Provided records below:
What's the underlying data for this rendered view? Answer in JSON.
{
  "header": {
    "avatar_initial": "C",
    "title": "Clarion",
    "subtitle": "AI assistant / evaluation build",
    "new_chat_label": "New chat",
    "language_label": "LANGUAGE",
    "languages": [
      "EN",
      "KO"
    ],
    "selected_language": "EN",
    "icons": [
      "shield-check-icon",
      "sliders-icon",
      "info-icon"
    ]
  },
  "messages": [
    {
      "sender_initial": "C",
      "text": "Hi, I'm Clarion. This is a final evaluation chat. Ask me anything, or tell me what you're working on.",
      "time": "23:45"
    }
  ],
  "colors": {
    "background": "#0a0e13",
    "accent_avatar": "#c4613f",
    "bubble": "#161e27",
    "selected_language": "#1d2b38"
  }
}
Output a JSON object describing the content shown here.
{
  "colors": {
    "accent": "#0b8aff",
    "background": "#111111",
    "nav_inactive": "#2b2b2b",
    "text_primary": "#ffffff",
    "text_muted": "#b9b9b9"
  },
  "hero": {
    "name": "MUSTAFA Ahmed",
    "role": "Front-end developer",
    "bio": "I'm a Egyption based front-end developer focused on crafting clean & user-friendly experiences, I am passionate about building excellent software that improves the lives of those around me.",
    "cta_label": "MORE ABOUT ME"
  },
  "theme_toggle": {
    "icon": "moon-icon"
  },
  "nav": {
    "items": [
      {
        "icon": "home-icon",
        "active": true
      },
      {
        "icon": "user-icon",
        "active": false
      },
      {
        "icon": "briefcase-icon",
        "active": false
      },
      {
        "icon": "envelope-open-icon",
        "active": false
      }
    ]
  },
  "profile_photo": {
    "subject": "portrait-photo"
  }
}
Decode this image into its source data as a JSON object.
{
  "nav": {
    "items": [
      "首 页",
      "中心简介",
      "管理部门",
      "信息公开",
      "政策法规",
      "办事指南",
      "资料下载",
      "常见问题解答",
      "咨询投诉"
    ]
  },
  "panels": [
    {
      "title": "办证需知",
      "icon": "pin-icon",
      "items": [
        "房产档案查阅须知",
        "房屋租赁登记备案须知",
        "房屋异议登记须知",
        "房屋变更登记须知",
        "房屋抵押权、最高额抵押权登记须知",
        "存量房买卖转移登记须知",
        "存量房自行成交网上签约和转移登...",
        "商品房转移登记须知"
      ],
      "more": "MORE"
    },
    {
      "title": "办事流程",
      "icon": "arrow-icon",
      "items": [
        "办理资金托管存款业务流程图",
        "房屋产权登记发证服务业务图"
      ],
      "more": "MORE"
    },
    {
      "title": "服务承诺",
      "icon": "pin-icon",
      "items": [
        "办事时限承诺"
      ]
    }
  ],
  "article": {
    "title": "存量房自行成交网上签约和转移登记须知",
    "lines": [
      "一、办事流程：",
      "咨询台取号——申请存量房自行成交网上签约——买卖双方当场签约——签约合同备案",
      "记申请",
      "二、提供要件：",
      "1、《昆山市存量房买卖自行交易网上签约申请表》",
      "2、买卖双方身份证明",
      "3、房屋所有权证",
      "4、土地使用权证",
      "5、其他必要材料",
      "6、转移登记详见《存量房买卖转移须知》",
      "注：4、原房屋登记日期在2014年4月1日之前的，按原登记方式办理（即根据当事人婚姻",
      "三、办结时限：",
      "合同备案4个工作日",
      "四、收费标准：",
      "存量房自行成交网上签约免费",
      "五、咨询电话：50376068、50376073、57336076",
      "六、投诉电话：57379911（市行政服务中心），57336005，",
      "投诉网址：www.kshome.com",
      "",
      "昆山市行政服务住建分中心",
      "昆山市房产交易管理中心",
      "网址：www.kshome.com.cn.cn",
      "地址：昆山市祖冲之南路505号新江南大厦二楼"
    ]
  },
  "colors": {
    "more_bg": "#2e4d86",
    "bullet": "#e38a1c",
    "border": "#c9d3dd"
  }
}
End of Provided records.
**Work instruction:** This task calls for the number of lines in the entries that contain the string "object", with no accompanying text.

**Your response:** 2